As the war in Iraq rages on, questions are raised about who holds the power to wage war? On Mondays Full Focus, well talk about whether the War on Terror is stretching the constitution beyond the framers intentions.
San Diego Police Captain Mary Corticelli says an 18-year-old boy who police shot dead over the weekend had a toy gun in his car. Corticelli says San Diego Police officers Louis Galante and Jack Pearson saw Noe Rojas run a stop sign late Saturday night. The officers followed Rojas and found him stopped in a driveway. Corticelli says the toy gun and other factors lead the officers to shoot.
The Oceanside City Council is expected to vote Wednesday on whether a hotel can be built on vacant land bordering a coastal lagoon. KPBS Reporter Ed Joyce has details.
A group of Spanish-speaking students in Chula Vista is getting national recognition for passing a rigorous exam. KPBS Reporter Ana Tintocalis has more.
Advocates of doctor-assisted suicide for the terminally ill want to give California lawmakers another chance to weigh in on the idea. A bill to allow assisted suicide will be re-introduced in the state assembly this week. KPBS Reporter Kenny Goldberg has more.
Drivers who need to renew their licenses could soon be in for some changes. Some Northern California drivers are being put through an extensive three-tier test to make sure they're road-worthy. Full Focus reporter Heather Hill has the story on the pilot program.
The military has launched an investigation into the weekend death of a Marine at Miramar Air Base. Lance Corporal J. Gomez was killed early Saturday when the seven-ton truck he was in flipped over. KPBS radio's Andrea Hsu has more.
Does the president have unrestricted power during war time? How does the "separation of powers" work during a pre-emptive military operation? What legal inquiries must the U.S. consider with the Patriot Act and domestic surveillance? We welcome two prominent law professors who have very different perspectives on these issues.
We speak with filmmaker Alan Berliner about his highly personal films, many of which are showing at the San Diego Jewish Film Festival.
Former cold warrior Chalmers Johnson seemed to foretell the attacks of 9/11 in his book Blowback. In his latest book, Nemisis, he warns that U.S. efforts to maintain its sole superpower status could lead to the collapse of American democracy. We speak with the nationally-renowned scholar and critic of American foreign policy about the Iraq war, the effort to preserve civil liberties, and how U.S. influence today compares to past empires.

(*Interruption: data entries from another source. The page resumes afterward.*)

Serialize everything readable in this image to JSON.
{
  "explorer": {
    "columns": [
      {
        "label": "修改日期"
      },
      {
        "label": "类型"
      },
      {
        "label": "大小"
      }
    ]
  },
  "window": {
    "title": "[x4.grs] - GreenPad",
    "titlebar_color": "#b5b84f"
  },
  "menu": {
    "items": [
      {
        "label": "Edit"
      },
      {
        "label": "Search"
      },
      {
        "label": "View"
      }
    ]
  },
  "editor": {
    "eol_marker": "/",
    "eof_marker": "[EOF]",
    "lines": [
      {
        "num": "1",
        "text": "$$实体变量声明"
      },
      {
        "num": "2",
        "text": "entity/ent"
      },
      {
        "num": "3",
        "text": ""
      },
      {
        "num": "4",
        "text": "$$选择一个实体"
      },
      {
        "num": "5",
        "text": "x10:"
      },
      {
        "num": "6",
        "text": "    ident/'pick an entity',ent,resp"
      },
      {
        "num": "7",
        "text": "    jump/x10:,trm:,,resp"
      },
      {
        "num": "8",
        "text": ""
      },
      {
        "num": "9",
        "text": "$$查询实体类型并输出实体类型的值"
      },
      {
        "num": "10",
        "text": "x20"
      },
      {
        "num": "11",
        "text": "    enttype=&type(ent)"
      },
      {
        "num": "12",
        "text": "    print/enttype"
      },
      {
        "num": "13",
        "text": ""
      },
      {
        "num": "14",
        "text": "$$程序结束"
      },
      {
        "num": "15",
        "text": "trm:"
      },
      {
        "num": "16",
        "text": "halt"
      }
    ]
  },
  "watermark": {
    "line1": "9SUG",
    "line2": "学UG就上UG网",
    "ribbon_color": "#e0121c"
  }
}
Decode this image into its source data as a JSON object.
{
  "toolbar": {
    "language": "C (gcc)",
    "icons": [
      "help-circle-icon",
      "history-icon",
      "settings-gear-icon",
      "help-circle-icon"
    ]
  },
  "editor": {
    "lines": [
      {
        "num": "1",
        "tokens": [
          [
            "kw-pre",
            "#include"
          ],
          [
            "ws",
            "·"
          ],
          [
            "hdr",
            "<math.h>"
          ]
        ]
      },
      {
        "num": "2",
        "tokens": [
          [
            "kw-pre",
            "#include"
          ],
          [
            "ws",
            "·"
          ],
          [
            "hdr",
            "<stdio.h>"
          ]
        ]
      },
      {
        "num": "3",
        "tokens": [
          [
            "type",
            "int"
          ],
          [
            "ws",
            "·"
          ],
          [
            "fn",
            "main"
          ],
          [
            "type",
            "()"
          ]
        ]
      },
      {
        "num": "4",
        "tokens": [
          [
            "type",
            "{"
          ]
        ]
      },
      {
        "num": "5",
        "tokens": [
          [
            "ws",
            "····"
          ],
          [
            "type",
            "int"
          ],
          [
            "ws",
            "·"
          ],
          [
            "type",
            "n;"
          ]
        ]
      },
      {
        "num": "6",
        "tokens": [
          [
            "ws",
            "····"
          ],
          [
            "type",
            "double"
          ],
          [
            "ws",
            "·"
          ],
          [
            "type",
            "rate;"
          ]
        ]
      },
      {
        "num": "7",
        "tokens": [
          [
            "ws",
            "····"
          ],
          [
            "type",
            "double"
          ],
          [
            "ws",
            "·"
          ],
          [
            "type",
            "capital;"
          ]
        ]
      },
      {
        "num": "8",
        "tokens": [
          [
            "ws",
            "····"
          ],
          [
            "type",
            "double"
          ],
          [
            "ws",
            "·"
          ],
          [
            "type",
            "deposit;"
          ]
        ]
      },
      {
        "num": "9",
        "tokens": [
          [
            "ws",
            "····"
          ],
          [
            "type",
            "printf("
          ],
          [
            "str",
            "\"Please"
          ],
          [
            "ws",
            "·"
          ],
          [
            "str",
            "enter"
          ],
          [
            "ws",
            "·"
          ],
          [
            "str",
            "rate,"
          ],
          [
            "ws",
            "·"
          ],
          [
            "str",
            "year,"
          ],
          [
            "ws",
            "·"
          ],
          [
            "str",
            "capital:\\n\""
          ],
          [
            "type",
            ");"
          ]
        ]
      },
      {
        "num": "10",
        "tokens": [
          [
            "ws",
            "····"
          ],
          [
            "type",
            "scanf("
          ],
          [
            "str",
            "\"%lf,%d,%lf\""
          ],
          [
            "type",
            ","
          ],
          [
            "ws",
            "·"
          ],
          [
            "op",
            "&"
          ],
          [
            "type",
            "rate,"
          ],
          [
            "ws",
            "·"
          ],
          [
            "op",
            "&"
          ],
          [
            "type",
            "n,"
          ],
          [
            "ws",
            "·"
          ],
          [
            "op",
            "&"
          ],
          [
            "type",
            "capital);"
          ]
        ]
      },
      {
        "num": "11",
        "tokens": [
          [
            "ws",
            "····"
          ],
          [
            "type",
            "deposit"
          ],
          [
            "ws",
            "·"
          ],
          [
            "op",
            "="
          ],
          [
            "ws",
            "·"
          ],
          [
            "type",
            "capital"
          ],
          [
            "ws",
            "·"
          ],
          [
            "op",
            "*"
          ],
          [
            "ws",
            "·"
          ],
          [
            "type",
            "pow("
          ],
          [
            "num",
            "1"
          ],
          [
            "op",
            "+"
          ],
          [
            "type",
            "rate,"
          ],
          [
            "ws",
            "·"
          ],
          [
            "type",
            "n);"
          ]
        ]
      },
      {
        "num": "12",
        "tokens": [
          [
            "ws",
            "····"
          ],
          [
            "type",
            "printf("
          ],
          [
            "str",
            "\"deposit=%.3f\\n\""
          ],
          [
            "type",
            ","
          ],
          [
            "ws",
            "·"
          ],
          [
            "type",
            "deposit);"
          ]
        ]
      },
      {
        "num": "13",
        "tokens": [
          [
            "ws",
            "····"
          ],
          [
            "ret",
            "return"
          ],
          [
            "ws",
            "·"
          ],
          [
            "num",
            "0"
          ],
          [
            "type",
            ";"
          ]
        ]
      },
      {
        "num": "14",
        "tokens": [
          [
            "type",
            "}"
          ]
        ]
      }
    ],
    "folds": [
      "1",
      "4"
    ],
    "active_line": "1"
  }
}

California might land a presidential primary next year, transfer prisoners out of the state, and insure healthcare to all of its citizens. We speak with John Myers, the Sacramento bureau chief for KQED public radio and The California Report, about the latest news from Sacramento.
Ron Nehring, the chair of the Republican Party of San Diego for the past 6 years, is now the chairman of the California Republican Party. We speak about his plans to compete with a Democratic majority.
Developer Doug Manchester's plans to build high-rises on the site of the Navy Broadway Complex downtown could get shaken up. An active earthquake fault may run under the site. KPBS reporter Alison St John has more.
Governor Schwarzenegger has been touring throughout the state to drum up support for his healthcare reform package. The governor says his ultimate goal is to make sure everyone in California has insurance. To help pay for it, he's asking doctors, hospitals, and some business owners to cough up a percentage of their income. As KPBS Health Reporter Kenny Goldberg explains, that idea isn't going over too well.
More than 200 San Diego State University students who are on academic probation are taking a special class this semester to get back on track. KPBS Reporter Ana Tintocalis has more.